grace and dignity, grounded and in harmony with the world around us.
we realize the power of aligning our mind and body with our
surroundings, we are able to be dignified and courageous because
synchronizing our thoughts, actions, and the environment allows
full-blown bravery to manifest—both personally and socially. When we
have the bravery to buck the continuous onslaught of our neurosis and
the samsaric depression of the world surrounding us, we experience basic
theme of bravery radiates throughout the Shambhala teachings, which
were introduced to the West by my father, Chögyam Trungpa Rinpoche. The
first kind of bravery is being free of deception.
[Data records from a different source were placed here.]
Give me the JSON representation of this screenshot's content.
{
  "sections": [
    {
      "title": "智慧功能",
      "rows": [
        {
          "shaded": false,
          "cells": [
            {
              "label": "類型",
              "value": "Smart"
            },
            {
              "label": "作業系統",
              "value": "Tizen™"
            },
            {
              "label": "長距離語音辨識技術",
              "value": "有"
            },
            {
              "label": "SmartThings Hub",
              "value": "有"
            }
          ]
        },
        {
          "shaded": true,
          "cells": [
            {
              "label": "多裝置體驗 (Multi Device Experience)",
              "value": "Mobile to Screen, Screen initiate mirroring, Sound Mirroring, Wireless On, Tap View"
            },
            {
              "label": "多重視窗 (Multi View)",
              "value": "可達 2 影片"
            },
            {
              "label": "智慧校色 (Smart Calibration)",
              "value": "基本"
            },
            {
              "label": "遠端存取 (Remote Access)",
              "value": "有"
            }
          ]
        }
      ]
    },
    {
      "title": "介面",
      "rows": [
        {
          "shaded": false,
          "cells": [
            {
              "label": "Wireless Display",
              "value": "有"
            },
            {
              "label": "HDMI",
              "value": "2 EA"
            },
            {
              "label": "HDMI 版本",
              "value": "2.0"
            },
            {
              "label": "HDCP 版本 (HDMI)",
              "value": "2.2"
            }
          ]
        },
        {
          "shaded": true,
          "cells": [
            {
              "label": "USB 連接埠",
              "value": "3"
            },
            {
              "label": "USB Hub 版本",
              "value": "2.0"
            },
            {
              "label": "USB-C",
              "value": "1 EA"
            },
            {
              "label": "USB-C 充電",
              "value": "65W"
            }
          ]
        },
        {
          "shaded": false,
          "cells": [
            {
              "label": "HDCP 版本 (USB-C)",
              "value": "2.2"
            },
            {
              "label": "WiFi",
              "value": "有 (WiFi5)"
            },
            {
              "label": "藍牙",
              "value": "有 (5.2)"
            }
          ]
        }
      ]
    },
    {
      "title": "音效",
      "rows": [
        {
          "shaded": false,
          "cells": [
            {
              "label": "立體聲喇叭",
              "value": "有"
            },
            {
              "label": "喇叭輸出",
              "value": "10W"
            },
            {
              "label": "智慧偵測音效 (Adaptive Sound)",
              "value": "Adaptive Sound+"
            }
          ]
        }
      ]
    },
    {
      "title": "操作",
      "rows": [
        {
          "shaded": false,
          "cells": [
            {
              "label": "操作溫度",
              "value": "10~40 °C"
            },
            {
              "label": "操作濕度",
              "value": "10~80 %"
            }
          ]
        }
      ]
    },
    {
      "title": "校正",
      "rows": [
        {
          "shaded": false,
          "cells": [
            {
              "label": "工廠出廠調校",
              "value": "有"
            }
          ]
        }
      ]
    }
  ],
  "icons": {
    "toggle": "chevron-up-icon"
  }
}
Through meditation we
are less seduced by afflictive emotions and habitual patterns, so we’re
not as frightened by egolessness. We are able to leap into the
moment—which is the second type of bravery. Having taken that leap, we
gain the vision of the Great Eastern Sun, the third kind of bravery,
which reveals the sacredness of our world. Through that sudden display
of courage, our whole world is illuminated. As my father put it, “You
begin to experience basic goodness reflected everywhere.”
From that act of
freshness, our mind is liberated from doubt and disbelief. Such a visionary
approach leads to the fourth level of bravery: realizing the dignity of body
and mind being synchronized.
In this dark age, a predominant manifestation of
doubt—and thus lack of bravery—is our idea that not paying attention and not having mindfulness is
somehow pleasurable. Assuming that mind and body are two separate entities, we
consider keeping them together to be hard work. Thus we might actually seek not
being synchronized, with the result that realizing unsynchronized mind and body
brings infirmity. With such disbelief in our inherent strength, the mind and
body are disenfranchised. Sickness plagues the body, and disbelief plagues the
mind—especially disbelief regarding basic goodness.
In truth, mind and body
are inherently synchronized. We are intact now; we are already whole. This
completeness is simply a manifestation of basic goodness. In relation to mind
and body, “basic” means that the contained and the container are one. Because
the belly of the vase protrudes, it is naturally synchronized with the water contained
within it. Because there is a nervous system, the mind naturally has a place to
integrate with the body. When a couple is united, they feel a primordial
synchronicity that manifests as love. Being in sync brings a dignity that goes beyond
either individual. When two beings feel this way, they glow. That completeness
provides a spark for dignity to blaze. The Tibetan word for “dignity” is ziji.
The “ji” in ziji means “glory”—honor
won by accomplishment, or dignity achieved through grace. It is luster brought about
through synchronicity. To be full human beings, we cannot simply be trapped in
our mind. We need to be in union with our environment, which means appreciating
This element of organic
chemistry applies to life as a whole. When the mind is full of gentleness and
humor—as well as precision and strength—a tremendous dignity arises. Because dignity
comes from being fully present, genuine dignity exudes synchronicity. Things
feel right, and it shows.
With synchronicity of
mind and body, we have no hesitation or laziness in grooming ourselves.
However, being well groomed and well dressed does not necessarily ensure a
sense of dignity. For example, if you are well dressed and engaged in
nonvirtuous activities, there is a dull or sinister glow.